Published Date

September 1, 1944

Resource Type

GI Roundtable Series, Primary Source

From GI Roundtable 1: Guide for Discussion Leaders (1944)

Choosing subjects for forums or discussion groups is a critical part of organizing the activity. No matter what method of selecting subjects is adopted, it should result in a choice which will hold the group together. The leader may have in mind specific subjects which he personally believes are important for the men to discuss. He should remember, however, that he is promoting a voluntary activity. He needs to find subjects upon which he can expect to make a successful start. Once the group is organized, he will have the opportunity of selling subjects for which the members-if approached “cold” during the development period-might express little enthusiasm.
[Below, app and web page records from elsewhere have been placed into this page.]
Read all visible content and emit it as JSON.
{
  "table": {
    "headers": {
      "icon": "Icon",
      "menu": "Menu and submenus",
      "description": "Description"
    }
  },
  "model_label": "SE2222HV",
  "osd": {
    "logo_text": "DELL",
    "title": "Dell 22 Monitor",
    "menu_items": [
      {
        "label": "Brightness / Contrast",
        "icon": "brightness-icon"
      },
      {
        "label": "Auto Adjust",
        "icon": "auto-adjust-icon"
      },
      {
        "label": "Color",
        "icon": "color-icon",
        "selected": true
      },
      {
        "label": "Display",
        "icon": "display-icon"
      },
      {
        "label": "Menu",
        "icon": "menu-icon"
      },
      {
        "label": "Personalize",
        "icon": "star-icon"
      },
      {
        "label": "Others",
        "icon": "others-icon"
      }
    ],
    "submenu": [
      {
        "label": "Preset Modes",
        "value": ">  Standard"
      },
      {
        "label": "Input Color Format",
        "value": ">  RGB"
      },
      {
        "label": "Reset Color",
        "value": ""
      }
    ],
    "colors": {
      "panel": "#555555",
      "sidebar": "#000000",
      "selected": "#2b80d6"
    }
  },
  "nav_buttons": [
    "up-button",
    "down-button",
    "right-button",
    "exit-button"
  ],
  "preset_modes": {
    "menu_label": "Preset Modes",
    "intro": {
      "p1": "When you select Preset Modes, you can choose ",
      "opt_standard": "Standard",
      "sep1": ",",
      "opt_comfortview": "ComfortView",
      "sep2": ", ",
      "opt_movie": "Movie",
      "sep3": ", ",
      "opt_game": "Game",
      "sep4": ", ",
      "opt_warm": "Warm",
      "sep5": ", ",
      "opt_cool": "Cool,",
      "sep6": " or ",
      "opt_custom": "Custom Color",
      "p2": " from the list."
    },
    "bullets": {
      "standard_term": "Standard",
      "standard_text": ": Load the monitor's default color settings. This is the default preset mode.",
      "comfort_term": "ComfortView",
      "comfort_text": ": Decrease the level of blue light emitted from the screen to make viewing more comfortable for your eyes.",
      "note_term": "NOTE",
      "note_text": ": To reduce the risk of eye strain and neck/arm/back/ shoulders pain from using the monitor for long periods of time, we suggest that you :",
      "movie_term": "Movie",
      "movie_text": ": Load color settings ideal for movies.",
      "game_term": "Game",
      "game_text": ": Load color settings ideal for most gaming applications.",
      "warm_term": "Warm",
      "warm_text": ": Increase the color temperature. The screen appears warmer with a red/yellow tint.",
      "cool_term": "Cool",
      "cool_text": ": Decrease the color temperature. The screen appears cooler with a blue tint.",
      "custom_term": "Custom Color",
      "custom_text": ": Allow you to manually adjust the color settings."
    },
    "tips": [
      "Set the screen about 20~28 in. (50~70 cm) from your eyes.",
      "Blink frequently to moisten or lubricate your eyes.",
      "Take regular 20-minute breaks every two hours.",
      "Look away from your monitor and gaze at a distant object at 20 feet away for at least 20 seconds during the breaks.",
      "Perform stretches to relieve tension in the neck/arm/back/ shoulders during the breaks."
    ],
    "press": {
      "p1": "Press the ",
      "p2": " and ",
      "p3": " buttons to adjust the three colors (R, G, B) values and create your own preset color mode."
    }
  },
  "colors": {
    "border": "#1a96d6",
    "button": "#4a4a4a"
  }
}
One caution is to be observed in choosing subjects. No subject will lead to a valuable discussion unless the essential facts are available to the group. Limit, then, the choice of subjects either to those for which adequate reference materials are at hand, or to those for which some available expert can supply the facts at the meeting. Unless this caution is observed, discussion meetings are likely to fail in their purpose and may end in bickering that reacts unfavorably upon morale. It follows that trivial and highly personal subjects that may lead to a “gripe session” are to be studiously avoided.


  1. Analysis of interest questionnaires: This is one important use of the questionnaire described earlier. In counting the votes for questions checked or listed by the men, it will be helpful to rearrange them in the order of preference as indicated by the number of votes received by each. The leader can thus get a rough idea of the general interest of his group. The specific subjects preferred will help him determine whether, in the main, the men are interested in current war or in postwar questions, whether they want to discuss subjects of military, international, national, community, or personal import. An analysis of this sort will be helpful also to a program committee. In using the analysis it is not necessary for the leader or his committee, if he has one, to choose those subjects which have the largest number of votes. The data from the questionnaire may be used rather as a guide to the range of interest they display. The choice of questions for discussion must take into account the availability of reference material for study, the presence in the command of suitable experts, the judgment of the leader and his committee, the policies of the commanding officer, the timeliness of the subjects suggested, and similar considerations.
  2. Program committee: It has already been stressed that interest may be stimulated by using an organizing committee. If a committee is used, the best way to make it effective is to give it the specific job of planning the program. The members can examine the data secured by the leader from interest questionnaires and can add their own ideas about the preferences of men who are likely to attend the meetings. If the committee is called together early, it can assist in the preparation of the questionnaire. The committee can also determine what use shall be made of experts; what experts may be available; whether to plan small and informal discussion groups, larger forums, or panel discussions; when and where the meetings will be held; whether single meetings or a series should be planned. If a series is settled upon, the committee can select a title for it like “Camp Blank Forum” or “G. I. Roundtable.”
  3. Phrasing the question: When a topic has been decided upon, it is important to phrase it as a discussable question. Such a question will draw attention sharply to a major issue associated with the topic. Most such questions should ask for a “yes” or a “no” answer. For example, assume that the subject for discussion is the type of economic and political system that may emerge in France after the war. A topical phrasing of this subject like “Postwar France” is relatively uninteresting and certainly indicates no discussable issue. The question, “Will the French Republic live again?” makes a better phrasing. It invites the marshaling of facts about French economy and politics around the affirmative and negative positions which may be taken with respect to the question. Sometimes a leader may be tempted to phrase his question so as merely to ask for information: “What sort of government for postwar France?” This type of question may occasionally appear appropriate, but it is never as strong a springboard from which to launch a discussion as a question that points the issue clearly.

Next section: How to Lead Discussion